Certainly, costs are edging up again. As we reported Jan. 20, group health care costs in 1996 increased an average of 2.5%, according to an annual employer survey by A. Foster Higgins & Co. Inc. That's a bit higher than the 2.1% rise in 1995 and the 1.1% fall in costs in 1994. Surveyed employers expect even larger cost increases this year, roughly in the 4% range.
But should this be a call for alarm after years of price stability? We don't think so.
No benefit manager can realistically expect health care costs to remain frozen forever. Providers face the same inflationary pressures-wage demands, building maintenance, fuel, technology upgrades-that boost costs for other employers.
In fact, benefit managers have had something of a free ride in terms of bearing the tab for health care cost inflation in recent years. Health maintenance organizations in many areas of the country have absorbed those expenses while competing vigorously to win market share.
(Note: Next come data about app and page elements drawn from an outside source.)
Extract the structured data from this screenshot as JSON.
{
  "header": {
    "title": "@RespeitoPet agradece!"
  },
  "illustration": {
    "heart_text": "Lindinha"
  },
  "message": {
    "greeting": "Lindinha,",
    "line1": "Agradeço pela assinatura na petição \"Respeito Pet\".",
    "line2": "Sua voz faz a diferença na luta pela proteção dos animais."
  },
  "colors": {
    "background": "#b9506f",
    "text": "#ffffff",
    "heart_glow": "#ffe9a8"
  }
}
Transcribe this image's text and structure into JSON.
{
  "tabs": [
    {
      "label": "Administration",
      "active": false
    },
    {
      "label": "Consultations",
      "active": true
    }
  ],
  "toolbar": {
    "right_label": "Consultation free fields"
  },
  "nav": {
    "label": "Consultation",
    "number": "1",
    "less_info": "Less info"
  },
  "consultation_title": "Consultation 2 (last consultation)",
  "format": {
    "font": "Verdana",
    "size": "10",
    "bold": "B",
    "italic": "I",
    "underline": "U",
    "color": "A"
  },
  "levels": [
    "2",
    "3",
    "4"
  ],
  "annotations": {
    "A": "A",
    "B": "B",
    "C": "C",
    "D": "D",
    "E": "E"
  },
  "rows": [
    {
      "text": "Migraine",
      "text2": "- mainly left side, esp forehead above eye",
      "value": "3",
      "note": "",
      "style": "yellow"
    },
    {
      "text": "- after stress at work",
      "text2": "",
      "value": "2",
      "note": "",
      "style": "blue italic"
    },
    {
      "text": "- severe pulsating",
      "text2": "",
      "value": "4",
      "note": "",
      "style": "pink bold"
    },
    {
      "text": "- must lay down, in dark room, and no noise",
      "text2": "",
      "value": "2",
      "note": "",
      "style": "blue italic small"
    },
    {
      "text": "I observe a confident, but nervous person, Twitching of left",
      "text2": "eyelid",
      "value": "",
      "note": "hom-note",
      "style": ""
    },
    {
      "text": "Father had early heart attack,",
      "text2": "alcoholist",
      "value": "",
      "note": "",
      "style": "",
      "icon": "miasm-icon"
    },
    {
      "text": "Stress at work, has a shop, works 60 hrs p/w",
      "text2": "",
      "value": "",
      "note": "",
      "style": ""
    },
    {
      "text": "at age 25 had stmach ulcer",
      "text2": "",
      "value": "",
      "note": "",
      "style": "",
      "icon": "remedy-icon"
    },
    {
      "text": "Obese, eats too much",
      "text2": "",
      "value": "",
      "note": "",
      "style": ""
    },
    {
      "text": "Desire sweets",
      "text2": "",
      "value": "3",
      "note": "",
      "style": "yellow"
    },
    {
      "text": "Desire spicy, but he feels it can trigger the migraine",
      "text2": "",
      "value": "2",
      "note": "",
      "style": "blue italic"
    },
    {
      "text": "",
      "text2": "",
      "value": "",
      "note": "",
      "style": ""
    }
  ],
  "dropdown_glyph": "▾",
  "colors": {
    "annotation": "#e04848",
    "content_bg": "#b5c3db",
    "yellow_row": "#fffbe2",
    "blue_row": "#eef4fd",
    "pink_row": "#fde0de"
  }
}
But in the face of deteriorating financial results, many HMOs can no longer afford not to pass such costs on to their customers.
The rate increases many HMOs are putting in this year-generally 2% to 6%-are reasonable given how their own costs have risen since 1994, which is the year when many plans last raised rates.
As illustration, during 1994, the medical component of the U.S. Consumer Price Index increased 4.9%. It rose 3.9% during 1995 and was up 3.0% for 1996, according to the Bureau of Labor Statistics.
While we think the new round of rate increases is reasonable and can be justified, there are some disturbing signs on the horizon that costs could climb even higher.
One is that state legislatures seem increasingly bent on pushing so-called anti-managed care measures, which, if passed, could boost health plan costs.
In addition, hospitals in many areas of the country are merging, which will reduce the leverage HMOs and other health care purchasers have during rate negotiations.
At the same, the federal government seems almost certain to scale back expected increases in Medicare payments to providers. Those providers will no doubt try to boost fees for those covered under employer plans to compensate for the lower Medicare payments.
Before employers panic, however, they should realize there is still much they can do to restrain cost increases.
Many employers, for example, still offer too many HMOs to employees, reducing their own buying leverage with those plans. Other employers still haven't done enough-such as through plan design changes-to encourage their employees to use their managed care plans.
And yet other employers have not taken advantage of business health care coalitions in their areas, which as a group can more effectively negotiate with providers than any individual employer can.
Finally, many employers, despite having the resources to do so, have not examined provider practice patterns to determine the most effective providers in their communities, in terms of both price and quality.
In short, before sounding the alarm about a potential return to soaring cost increases, employers first have to be sure they are doing all they can to assure cost increases remain low. We think they will find they still wield considerable control over their costs.